Freelance Translation Starter Kit: A Guide to Setting Up Shop – Part IIPosted: May 6, 2012
The material requirements for getting started as a freelance translator are relatively low, and this is one of the many great reasons for choosing it as a career. Since we provide a service and are not in the business of manufacturing or selling physical ‘things’, we really don’t need much space or capital to get going. But as with most new businesses, you’ll need some help in getting started.
Tools of the Trade
So what exactly do you need? As with most questions, there’s either the long answer, or the short one. The (very) short answer is that all you’d need is a computer and a high-speed, yet steady, internet connection.
That said, although I’m frequently able to work in different environments, especially on longer term projects (yes, it is possible to work on your laptop in a café), the daily reality is actually very different. Tough deadlines are often the norm. You’d therefore need a few things to help you deal with fast turnaround times, assist you with accuracy, ensure you’re contactable and of course, being comfortable is key.
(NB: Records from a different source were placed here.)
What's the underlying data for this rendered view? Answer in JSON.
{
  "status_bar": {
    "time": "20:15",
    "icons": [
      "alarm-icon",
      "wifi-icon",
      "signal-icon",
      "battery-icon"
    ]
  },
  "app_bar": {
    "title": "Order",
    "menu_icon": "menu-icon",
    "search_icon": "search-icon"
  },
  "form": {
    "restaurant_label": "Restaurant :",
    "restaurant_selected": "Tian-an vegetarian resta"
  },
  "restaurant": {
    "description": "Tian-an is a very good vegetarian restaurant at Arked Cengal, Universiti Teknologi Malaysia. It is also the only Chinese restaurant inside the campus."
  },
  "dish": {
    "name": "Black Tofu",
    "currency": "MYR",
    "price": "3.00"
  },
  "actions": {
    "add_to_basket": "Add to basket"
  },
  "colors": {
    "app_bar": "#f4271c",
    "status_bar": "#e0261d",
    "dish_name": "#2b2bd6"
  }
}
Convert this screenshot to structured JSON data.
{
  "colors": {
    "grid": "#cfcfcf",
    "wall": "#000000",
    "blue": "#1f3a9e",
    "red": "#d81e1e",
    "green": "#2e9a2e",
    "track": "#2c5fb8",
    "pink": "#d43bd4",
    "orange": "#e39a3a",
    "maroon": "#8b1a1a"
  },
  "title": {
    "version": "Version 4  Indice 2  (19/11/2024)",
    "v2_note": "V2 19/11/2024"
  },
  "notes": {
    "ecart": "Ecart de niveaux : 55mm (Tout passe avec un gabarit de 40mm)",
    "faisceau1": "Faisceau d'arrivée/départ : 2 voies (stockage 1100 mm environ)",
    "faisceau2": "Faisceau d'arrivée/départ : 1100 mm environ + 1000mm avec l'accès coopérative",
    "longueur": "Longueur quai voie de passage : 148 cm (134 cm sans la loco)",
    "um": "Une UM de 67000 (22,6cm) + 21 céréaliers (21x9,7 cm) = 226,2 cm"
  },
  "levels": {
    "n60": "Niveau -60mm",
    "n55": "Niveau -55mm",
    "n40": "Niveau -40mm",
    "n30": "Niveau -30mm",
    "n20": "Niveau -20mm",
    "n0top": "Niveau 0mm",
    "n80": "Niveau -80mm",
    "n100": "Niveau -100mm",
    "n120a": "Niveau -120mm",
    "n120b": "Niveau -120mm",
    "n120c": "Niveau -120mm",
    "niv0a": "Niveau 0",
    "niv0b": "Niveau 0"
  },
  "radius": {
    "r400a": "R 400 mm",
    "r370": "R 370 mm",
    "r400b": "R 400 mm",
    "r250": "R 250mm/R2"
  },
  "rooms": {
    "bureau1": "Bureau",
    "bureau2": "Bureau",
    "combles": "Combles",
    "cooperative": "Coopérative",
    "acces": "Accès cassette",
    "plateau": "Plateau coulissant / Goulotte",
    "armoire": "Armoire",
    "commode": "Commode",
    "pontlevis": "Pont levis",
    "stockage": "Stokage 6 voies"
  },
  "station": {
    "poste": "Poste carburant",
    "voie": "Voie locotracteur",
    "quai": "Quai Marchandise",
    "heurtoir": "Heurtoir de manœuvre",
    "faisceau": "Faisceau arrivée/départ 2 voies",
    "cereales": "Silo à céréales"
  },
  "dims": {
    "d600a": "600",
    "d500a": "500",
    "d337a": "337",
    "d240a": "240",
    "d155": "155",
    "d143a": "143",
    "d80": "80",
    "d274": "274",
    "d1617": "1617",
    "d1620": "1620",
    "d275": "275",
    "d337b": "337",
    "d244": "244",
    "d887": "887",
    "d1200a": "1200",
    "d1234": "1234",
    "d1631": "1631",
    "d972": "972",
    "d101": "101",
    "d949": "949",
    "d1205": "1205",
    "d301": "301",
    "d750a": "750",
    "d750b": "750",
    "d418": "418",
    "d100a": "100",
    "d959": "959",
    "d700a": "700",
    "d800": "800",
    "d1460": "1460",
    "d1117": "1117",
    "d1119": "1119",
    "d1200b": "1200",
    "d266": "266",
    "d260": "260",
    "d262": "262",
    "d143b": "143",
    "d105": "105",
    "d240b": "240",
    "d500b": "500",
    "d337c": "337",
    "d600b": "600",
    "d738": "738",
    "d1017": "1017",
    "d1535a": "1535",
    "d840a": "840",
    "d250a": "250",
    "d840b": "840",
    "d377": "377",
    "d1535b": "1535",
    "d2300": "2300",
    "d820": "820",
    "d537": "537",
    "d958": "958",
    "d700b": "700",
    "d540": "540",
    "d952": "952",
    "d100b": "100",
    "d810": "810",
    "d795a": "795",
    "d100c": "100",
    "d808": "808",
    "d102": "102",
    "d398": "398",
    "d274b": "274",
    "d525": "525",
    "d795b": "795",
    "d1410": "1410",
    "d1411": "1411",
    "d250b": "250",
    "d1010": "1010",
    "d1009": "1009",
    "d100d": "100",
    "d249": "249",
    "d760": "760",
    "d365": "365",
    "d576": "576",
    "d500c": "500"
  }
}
So you will need a reliable computer. Laptops are useful for moving around, although some translators choose to work on two separate screens, so you might consider getting a second monitor. I haven’t found a need for this, but you’ll quickly figure out what suits you best.
A wireless internet connection and hotspot will enable you to work from anywhere in the house (having a separate dongle for travel is great, too). With mine I can sit outside on our front porch on balmy days. It overlooks a river, and we live in a pretty wild place, so it really appeals to the slightly rebellious side of me that is ever-grateful for not working in an office or cubicle. The irony is that much of the work I do is incredibly stimulating, and often from corporate clients, but I’ve managed to find a balance that works for me.
A Room of One’s Own
The porch is only a few paces away from my office, which is fully equipped. I realise that I’m incredibly lucky to have an entire study, and know that many might not currently have space available. I would however suggest that, at the very least, you set up a corner somewhere, with a table and a few shelves. No-one will be the wiser, and it will help you, and anyone you might be living with, to take your business seriously. Knowing that everything is in one place is also a big sanity saver.
Bells and Whistles
So the office (or dedicated corner), needs to have a few extra things. I find my printer invaluable, as well as my scanner. Since I specialise in legal translation, I often need to sign documents, such as non-disclosure agreements, so I can’t live without it. It’s also great being able to print out your final work as hard copy, as this is really the best way to do your final editing, for me anyway.
A fax number is also useful, although I don’t have an actual machine. You can get a free ‘fax to email’ number online. It’s a service that enables clients to send you faxes, which then get sent to your email address as an attachment. If you need to then sign these documents, you can print, scan and send it back via email. Should you ever need to send an actual fax (to a fax number, if your client doesn’t have access to internet for example, you can still use the fax to email service (email to fax in this instance), although there is usually a small fee.
You will also need a phone. I choose to only use a mobile, since one of the perks to the industry is the fact that it’s location independent, and I want clients to be able to reach me even when I’m travelling. Having a phone that allows you to access email, as well as social media sites, is also very handy. If you decide to work with any agencies, you might lose out on an assignment if you step out for a few hours and didn’t manage to pick up their email. Yes, it does sometimes move that fast. Setting up a Skype account is also handy if a client ever wants to have a ‘face-to-face’ meeting.
You would then also need some software, such as the usual MS Office packages, to be able to read and receive any client documents, as well as things such Adobe Acrobat for PDFs and so forth. You might also like to look at OpenOffice, as a free alternative to office software. A good anti-virus is also highly recommended. You might also want to look at getting a CAT tool. I use Wordfast and OmegaT, although at heart, I still prefer translating old-school style. That said, CAT tools are undeniably useful, and I’ve found them especially great when it comes to formatting – ie. making sure your client’s document looks exactly the same in the target file as it does in the source document. I’m thinking about getting MemoQ, but will post more about this once I’ve decided.
Translators also need reference material. Even though you will be able to do a lot of online research (for terminology and concepts), good quality dictionaries and glossaries are vital. You will also need a thesaurus, as well as any other industry-specific glossaries, should you decide to specialise. For example, if you do legal translations, you will need a number of legal dictionaries, glossaries and lexicons. Start small, and slowly build up your library as you grow.
Finally, translators also need to be found, and for this you’ll need a website and an email address (or several, if you choose). But more on this in Part III.
Seasoned translators, what have I left out? Are there any tools you simply can’t live without?